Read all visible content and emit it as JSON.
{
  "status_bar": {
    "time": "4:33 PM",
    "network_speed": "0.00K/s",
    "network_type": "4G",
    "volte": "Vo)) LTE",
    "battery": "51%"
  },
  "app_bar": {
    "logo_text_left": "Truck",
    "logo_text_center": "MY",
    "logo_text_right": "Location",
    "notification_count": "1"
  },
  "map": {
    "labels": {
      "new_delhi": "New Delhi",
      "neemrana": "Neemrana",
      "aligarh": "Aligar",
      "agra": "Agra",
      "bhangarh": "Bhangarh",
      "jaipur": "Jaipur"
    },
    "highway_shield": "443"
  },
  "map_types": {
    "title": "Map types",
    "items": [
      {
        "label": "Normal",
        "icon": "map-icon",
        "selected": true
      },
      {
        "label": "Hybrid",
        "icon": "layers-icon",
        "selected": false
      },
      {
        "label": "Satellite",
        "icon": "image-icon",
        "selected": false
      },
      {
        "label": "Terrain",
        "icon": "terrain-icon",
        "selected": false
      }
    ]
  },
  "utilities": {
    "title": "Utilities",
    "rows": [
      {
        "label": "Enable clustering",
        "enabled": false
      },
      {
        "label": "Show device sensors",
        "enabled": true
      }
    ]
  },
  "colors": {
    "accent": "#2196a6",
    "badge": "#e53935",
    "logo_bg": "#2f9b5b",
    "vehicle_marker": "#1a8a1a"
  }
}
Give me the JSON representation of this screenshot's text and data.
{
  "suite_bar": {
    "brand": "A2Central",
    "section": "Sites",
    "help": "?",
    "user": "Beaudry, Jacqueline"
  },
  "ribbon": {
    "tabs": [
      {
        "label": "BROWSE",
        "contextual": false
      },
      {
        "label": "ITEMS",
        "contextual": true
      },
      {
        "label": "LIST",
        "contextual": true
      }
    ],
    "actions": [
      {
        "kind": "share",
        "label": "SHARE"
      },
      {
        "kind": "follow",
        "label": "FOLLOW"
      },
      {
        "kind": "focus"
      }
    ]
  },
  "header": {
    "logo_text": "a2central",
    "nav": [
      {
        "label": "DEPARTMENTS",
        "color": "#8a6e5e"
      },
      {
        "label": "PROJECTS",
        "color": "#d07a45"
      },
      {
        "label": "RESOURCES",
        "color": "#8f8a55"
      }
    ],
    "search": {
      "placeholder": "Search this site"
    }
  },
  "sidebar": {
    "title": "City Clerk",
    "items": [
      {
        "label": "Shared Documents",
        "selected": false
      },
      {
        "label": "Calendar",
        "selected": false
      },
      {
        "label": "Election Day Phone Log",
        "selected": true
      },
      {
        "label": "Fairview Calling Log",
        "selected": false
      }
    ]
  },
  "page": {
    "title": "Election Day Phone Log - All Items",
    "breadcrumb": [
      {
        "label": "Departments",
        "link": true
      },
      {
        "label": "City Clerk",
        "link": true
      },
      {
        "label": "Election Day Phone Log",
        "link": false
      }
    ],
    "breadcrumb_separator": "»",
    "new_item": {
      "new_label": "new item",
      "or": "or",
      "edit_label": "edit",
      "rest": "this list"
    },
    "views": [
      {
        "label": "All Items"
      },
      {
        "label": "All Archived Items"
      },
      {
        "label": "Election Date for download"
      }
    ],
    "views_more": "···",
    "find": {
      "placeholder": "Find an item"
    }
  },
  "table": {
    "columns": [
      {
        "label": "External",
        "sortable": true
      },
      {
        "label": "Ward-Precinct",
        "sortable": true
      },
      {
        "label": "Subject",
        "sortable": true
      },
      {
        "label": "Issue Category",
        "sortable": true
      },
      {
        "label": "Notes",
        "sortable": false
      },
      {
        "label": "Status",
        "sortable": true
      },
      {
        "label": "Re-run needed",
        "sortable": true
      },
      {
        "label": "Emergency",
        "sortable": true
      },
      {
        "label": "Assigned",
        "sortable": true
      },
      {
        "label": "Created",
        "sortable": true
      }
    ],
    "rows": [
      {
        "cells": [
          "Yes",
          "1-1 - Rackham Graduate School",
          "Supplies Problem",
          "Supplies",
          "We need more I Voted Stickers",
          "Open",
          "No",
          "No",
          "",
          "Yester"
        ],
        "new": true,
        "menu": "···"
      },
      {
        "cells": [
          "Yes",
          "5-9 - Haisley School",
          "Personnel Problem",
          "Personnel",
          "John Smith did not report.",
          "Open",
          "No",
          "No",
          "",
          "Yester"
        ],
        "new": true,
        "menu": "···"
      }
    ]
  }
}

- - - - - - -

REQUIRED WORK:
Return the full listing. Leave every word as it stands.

ANSWER AREA:
Read all visible content and emit it as JSON.
{
  "status_bar": {
    "time": "4:33 PM",
    "network_speed": "0.00K/s",
    "network_type": "4G",
    "volte": "Vo)) LTE",
    "battery": "51%"
  },
  "app_bar": {
    "logo_text_left": "Truck",
    "logo_text_center": "MY",
    "logo_text_right": "Location",
    "notification_count": "1"
  },
  "map": {
    "labels": {
      "new_delhi": "New Delhi",
      "neemrana": "Neemrana",
      "aligarh": "Aligar",
      "agra": "Agra",
      "bhangarh": "Bhangarh",
      "jaipur": "Jaipur"
    },
    "highway_shield": "443"
  },
  "map_types": {
    "title": "Map types",
    "items": [
      {
        "label": "Normal",
        "icon": "map-icon",
        "selected": true
      },
      {
        "label": "Hybrid",
        "icon": "layers-icon",
        "selected": false
      },
      {
        "label": "Satellite",
        "icon": "image-icon",
        "selected": false
      },
      {
        "label": "Terrain",
        "icon": "terrain-icon",
        "selected": false
      }
    ]
  },
  "utilities": {
    "title": "Utilities",
    "rows": [
      {
        "label": "Enable clustering",
        "enabled": false
      },
      {
        "label": "Show device sensors",
        "enabled": true
      }
    ]
  },
  "colors": {
    "accent": "#2196a6",
    "badge": "#e53935",
    "logo_bg": "#2f9b5b",
    "vehicle_marker": "#1a8a1a"
  }
}
Give me the JSON representation of this screenshot's text and data.
{
  "suite_bar": {
    "brand": "A2Central",
    "section": "Sites",
    "help": "?",
    "user": "Beaudry, Jacqueline"
  },
  "ribbon": {
    "tabs": [
      {
        "label": "BROWSE",
        "contextual": false
      },
      {
        "label": "ITEMS",
        "contextual": true
      },
      {
        "label": "LIST",
        "contextual": true
      }
    ],
    "actions": [
      {
        "kind": "share",
        "label": "SHARE"
      },
      {
        "kind": "follow",
        "label": "FOLLOW"
      },
      {
        "kind": "focus"
      }
    ]
  },
  "header": {
    "logo_text": "a2central",
    "nav": [
      {
        "label": "DEPARTMENTS",
        "color": "#8a6e5e"
      },
      {
        "label": "PROJECTS",
        "color": "#d07a45"
      },
      {
        "label": "RESOURCES",
        "color": "#8f8a55"
      }
    ],
    "search": {
      "placeholder": "Search this site"
    }
  },
  "sidebar": {
    "title": "City Clerk",
    "items": [
      {
        "label": "Shared Documents",
        "selected": false
      },
      {
        "label": "Calendar",
        "selected": false
      },
      {
        "label": "Election Day Phone Log",
        "selected": true
      },
      {
        "label": "Fairview Calling Log",
        "selected": false
      }
    ]
  },
  "page": {
    "title": "Election Day Phone Log - All Items",
    "breadcrumb": [
      {
        "label": "Departments",
        "link": true
      },
      {
        "label": "City Clerk",
        "link": true
      },
      {
        "label": "Election Day Phone Log",
        "link": false
      }
    ],
    "breadcrumb_separator": "»",
    "new_item": {
      "new_label": "new item",
      "or": "or",
      "edit_label": "edit",
      "rest": "this list"
    },
    "views": [
      {
        "label": "All Items"
      },
      {
        "label": "All Archived Items"
      },
      {
        "label": "Election Date for download"
      }
    ],
    "views_more": "···",
    "find": {
      "placeholder": "Find an item"
    }
  },
  "table": {
    "columns": [
      {
        "label": "External",
        "sortable": true
      },
      {
        "label": "Ward-Precinct",
        "sortable": true
      },
      {
        "label": "Subject",
        "sortable": true
      },
      {
        "label": "Issue Category",
        "sortable": true
      },
      {
        "label": "Notes",
        "sortable": false
      },
      {
        "label": "Status",
        "sortable": true
      },
      {
        "label": "Re-run needed",
        "sortable": true
      },
      {
        "label": "Emergency",
        "sortable": true
      },
      {
        "label": "Assigned",
        "sortable": true
      },
      {
        "label": "Created",
        "sortable": true
      }
    ],
    "rows": [
      {
        "cells": [
          "Yes",
          "1-1 - Rackham Graduate School",
          "Supplies Problem",
          "Supplies",
          "We need more I Voted Stickers",
          "Open",
          "No",
          "No",
          "",
          "Yester"
        ],
        "new": true,
        "menu": "···"
      },
      {
        "cells": [
          "Yes",
          "5-9 - Haisley School",
          "Personnel Problem",
          "Personnel",
          "John Smith did not report.",
          "Open",
          "No",
          "No",
          "",
          "Yester"
        ],
        "new": true,
        "menu": "···"
      }
    ]
  }
}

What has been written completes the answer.